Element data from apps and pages

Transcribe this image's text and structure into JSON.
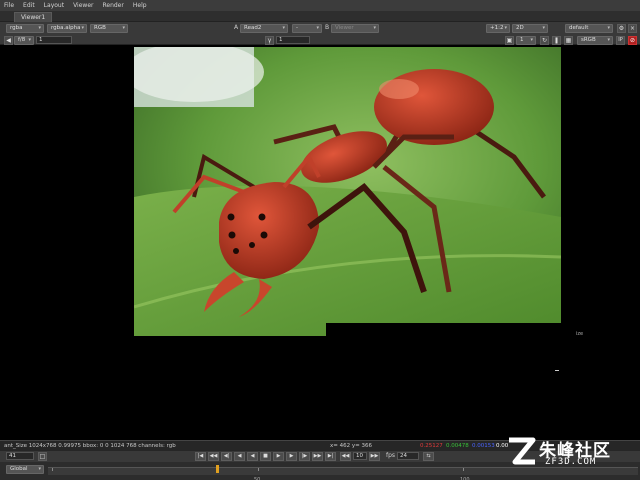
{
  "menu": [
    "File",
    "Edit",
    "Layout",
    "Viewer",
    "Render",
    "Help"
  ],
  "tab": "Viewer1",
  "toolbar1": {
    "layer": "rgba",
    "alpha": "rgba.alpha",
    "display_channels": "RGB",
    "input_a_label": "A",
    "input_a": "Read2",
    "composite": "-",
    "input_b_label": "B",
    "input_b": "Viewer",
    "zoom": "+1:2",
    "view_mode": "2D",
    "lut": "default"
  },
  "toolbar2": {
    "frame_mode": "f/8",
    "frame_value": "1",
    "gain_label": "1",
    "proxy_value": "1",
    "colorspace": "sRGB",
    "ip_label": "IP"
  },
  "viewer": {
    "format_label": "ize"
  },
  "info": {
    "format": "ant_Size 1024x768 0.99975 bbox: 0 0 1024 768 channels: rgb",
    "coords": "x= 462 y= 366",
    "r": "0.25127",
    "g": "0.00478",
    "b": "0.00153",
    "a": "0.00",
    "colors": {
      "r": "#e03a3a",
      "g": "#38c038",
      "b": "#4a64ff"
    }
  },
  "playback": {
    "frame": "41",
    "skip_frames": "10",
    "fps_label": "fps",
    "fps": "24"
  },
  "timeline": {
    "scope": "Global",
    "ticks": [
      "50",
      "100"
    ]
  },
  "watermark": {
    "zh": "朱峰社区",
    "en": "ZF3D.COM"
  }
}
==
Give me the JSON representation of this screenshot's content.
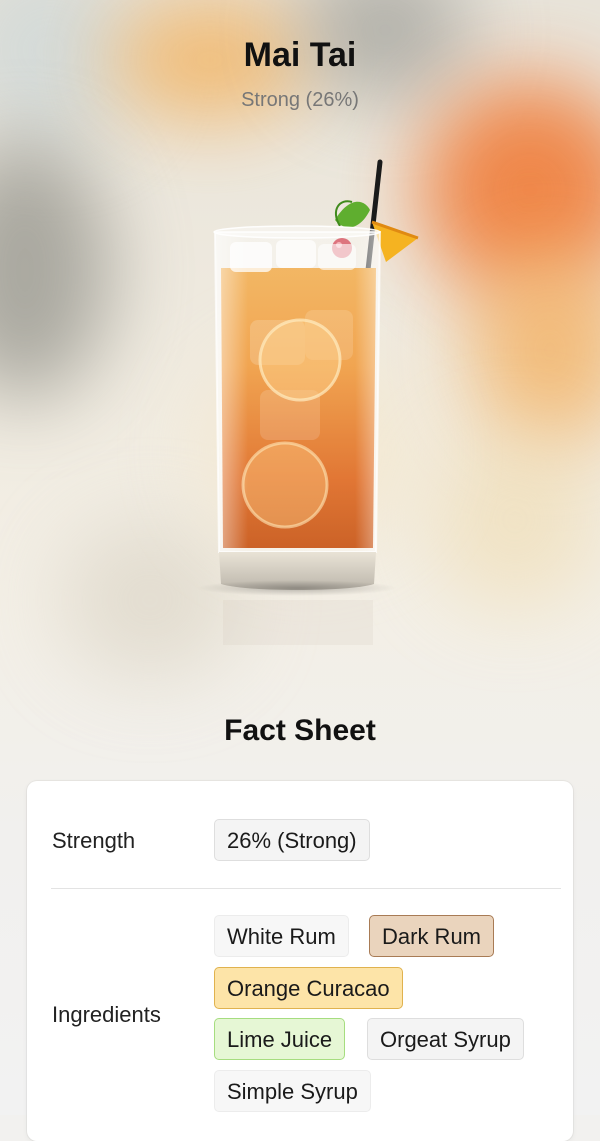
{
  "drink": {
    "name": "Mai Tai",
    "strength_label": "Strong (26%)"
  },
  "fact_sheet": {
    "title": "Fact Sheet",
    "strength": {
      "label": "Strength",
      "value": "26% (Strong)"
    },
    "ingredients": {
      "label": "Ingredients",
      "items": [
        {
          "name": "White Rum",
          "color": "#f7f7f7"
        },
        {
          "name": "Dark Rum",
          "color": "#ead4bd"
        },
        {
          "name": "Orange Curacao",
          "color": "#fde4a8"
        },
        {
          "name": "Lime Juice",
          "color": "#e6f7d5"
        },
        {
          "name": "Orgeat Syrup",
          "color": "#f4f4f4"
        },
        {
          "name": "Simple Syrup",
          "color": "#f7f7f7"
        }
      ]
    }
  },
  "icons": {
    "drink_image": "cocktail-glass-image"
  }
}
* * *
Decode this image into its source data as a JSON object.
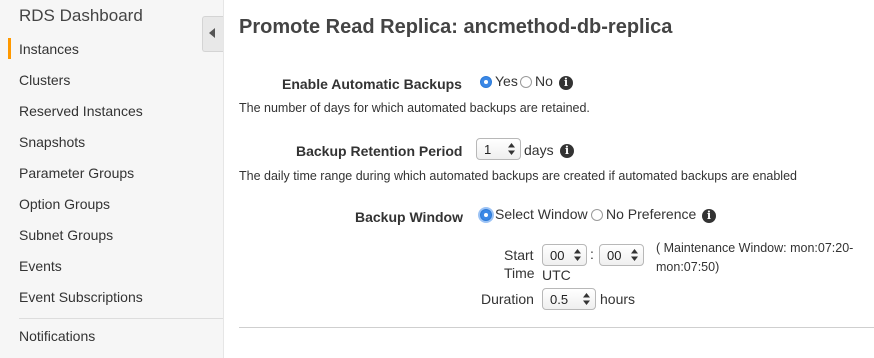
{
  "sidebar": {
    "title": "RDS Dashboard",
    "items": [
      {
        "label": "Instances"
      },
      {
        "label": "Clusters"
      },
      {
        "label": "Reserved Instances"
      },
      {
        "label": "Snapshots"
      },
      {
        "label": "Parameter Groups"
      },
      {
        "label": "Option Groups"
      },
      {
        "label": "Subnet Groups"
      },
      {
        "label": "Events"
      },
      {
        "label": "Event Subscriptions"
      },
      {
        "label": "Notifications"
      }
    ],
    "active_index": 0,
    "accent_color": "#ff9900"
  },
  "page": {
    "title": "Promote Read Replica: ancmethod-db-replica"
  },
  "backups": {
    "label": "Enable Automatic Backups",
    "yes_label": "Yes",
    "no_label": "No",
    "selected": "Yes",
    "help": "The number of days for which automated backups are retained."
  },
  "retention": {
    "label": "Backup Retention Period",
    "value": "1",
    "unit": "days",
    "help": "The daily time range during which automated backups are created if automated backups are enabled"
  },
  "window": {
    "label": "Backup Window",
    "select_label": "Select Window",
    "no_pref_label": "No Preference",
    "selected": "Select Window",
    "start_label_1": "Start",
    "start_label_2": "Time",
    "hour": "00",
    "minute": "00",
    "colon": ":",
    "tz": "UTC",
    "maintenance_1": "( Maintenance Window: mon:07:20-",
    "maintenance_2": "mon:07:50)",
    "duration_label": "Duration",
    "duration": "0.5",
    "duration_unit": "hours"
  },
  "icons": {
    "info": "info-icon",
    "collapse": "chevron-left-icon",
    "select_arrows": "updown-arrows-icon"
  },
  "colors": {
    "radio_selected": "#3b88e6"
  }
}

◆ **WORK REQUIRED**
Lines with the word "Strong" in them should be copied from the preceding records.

◆ **RESULT**
    "strength_label": "Strong (26%)"
      "value": "26% (Strong)"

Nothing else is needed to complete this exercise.